> **Goal of the exercise**: Please filter the listing below and copy out the lines that hold "michelles".

> **Task input**:
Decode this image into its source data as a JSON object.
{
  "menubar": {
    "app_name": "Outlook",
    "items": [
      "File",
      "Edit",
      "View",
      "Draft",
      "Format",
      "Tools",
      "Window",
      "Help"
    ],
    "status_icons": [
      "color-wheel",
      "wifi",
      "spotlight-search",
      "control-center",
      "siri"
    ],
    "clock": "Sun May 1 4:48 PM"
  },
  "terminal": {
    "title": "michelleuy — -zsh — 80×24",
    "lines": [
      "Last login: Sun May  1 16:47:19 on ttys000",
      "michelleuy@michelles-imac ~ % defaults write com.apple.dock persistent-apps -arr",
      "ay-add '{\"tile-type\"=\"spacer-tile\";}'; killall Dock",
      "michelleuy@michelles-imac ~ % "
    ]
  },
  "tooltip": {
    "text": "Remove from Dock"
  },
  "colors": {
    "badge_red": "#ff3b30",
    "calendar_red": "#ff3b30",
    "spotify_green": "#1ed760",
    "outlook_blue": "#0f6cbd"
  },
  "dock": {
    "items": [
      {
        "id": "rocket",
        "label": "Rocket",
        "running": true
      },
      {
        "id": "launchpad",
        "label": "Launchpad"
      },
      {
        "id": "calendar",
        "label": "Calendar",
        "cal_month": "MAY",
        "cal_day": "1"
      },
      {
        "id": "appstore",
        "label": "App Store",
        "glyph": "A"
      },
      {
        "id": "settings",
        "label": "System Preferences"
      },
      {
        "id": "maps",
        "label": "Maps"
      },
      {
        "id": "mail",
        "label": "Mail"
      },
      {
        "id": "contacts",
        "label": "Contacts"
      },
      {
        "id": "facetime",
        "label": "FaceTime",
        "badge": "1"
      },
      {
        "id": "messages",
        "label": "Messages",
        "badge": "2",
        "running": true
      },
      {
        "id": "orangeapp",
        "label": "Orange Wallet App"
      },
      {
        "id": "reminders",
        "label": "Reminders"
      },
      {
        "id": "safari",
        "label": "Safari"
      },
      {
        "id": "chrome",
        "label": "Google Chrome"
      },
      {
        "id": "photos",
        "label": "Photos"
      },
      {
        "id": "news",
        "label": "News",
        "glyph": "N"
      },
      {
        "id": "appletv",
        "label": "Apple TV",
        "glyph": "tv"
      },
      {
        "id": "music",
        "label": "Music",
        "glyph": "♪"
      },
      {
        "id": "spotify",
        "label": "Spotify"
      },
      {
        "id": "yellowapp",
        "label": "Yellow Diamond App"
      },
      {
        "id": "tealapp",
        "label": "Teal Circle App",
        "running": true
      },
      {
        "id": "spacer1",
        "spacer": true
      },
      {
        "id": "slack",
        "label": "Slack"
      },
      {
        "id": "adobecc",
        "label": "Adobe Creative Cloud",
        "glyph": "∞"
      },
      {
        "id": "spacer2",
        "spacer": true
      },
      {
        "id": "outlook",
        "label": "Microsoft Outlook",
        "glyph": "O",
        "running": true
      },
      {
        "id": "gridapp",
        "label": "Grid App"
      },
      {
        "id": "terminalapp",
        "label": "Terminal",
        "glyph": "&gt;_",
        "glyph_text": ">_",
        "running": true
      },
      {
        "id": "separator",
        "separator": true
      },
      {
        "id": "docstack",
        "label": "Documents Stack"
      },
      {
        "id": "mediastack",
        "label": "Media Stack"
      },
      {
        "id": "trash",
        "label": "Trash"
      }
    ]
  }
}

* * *

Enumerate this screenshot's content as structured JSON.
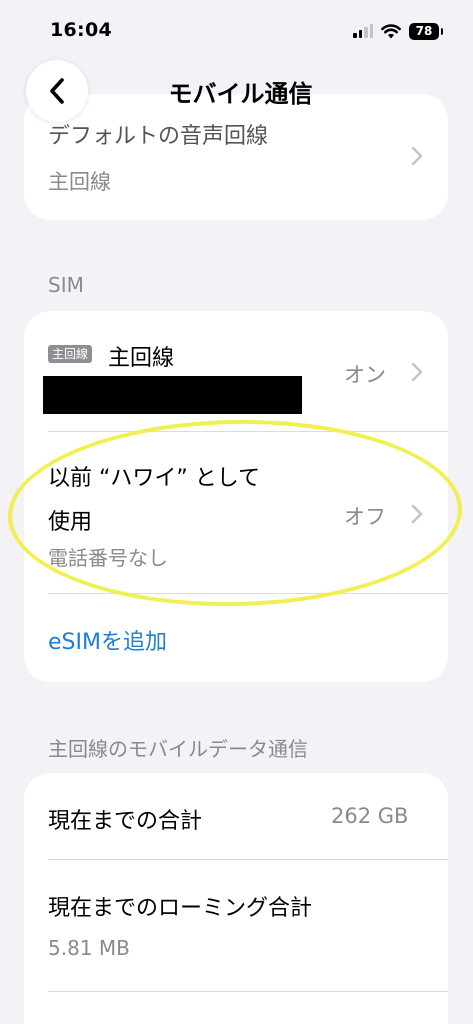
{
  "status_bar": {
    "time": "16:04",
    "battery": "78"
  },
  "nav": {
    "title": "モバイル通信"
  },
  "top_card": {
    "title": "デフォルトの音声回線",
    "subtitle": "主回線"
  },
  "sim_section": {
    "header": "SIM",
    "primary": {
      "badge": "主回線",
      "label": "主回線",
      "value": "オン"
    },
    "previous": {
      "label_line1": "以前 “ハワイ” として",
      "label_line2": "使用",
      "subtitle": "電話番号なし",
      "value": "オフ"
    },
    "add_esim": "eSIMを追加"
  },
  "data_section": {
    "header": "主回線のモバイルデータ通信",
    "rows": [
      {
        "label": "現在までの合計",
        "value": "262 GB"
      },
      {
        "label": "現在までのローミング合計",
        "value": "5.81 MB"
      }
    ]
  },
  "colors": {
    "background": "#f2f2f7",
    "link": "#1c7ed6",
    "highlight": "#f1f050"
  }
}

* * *

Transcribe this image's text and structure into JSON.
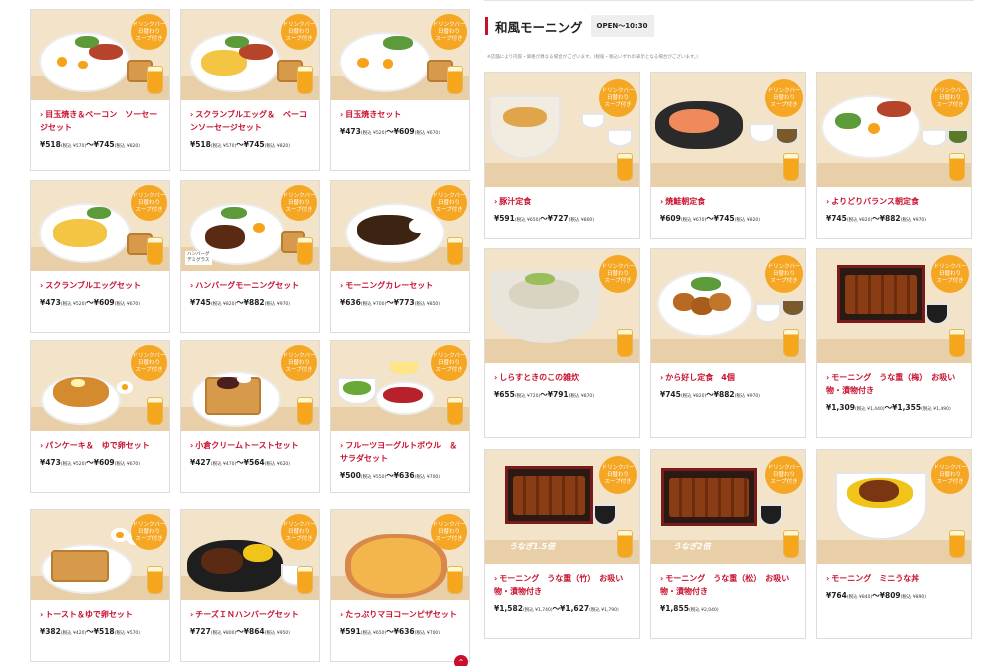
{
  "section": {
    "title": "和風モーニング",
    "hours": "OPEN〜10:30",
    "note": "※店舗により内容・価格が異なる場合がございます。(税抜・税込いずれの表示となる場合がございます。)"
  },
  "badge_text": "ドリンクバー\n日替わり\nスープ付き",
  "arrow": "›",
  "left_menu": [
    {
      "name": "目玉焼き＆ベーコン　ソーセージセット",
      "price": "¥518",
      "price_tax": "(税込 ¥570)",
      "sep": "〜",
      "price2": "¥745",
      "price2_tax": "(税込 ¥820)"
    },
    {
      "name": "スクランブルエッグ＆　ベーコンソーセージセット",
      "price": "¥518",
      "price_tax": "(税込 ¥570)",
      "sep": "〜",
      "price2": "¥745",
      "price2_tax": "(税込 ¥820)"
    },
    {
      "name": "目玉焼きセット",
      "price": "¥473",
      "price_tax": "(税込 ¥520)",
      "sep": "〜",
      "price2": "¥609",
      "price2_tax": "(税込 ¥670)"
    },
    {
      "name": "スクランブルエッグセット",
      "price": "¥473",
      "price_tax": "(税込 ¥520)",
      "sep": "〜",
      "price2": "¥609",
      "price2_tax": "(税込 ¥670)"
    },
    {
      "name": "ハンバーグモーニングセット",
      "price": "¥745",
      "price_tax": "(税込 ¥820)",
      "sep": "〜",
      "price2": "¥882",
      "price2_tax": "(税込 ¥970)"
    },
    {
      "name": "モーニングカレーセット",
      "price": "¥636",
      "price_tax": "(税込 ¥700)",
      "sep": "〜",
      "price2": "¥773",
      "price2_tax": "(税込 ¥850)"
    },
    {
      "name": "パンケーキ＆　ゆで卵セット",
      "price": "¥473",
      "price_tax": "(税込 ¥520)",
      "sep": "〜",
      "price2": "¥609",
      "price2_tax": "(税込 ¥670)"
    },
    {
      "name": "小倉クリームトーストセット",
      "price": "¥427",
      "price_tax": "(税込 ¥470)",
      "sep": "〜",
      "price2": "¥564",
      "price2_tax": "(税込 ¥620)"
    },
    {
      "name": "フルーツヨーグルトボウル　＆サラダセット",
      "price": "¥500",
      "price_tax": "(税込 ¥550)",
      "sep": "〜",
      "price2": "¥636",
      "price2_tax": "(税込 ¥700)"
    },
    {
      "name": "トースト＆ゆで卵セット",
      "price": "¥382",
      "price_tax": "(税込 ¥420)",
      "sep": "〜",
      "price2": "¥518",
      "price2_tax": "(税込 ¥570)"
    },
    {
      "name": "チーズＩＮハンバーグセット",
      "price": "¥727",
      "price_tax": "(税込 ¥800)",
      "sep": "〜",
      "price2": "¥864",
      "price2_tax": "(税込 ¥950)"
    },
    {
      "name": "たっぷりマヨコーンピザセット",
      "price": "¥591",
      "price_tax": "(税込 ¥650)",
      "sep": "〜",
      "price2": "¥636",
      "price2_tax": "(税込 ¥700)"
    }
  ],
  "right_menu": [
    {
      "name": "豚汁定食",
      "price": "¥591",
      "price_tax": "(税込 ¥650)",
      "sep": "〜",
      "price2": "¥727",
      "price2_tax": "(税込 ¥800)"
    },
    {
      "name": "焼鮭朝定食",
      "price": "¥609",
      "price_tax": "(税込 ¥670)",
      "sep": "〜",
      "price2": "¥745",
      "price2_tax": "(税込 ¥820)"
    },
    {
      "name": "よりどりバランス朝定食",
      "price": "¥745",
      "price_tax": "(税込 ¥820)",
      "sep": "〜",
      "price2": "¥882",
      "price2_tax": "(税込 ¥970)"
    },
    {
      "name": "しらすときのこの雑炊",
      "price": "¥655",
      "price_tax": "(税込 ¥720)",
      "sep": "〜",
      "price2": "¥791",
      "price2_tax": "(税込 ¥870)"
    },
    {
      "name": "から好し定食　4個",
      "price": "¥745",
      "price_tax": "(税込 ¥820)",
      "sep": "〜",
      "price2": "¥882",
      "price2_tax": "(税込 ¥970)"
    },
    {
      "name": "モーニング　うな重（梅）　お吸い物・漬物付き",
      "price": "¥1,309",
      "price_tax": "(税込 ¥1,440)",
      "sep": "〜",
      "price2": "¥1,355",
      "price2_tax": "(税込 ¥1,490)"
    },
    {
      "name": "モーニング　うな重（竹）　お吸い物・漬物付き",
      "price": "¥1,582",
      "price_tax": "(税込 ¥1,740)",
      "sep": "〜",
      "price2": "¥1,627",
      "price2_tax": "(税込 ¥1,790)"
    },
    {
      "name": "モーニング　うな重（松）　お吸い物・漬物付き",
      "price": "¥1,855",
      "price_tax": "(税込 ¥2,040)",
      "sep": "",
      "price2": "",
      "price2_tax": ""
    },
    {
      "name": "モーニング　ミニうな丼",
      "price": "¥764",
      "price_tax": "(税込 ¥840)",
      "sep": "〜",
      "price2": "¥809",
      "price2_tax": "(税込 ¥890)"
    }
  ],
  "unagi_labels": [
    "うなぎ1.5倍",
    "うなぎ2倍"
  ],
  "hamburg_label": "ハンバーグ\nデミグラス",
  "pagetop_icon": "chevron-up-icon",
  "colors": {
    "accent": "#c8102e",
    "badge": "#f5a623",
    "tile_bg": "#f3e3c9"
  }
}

> **Exercise answer**:
      "michelleuy@michelles-imac ~ % defaults write com.apple.dock persistent-apps -arr",
      "michelleuy@michelles-imac ~ % "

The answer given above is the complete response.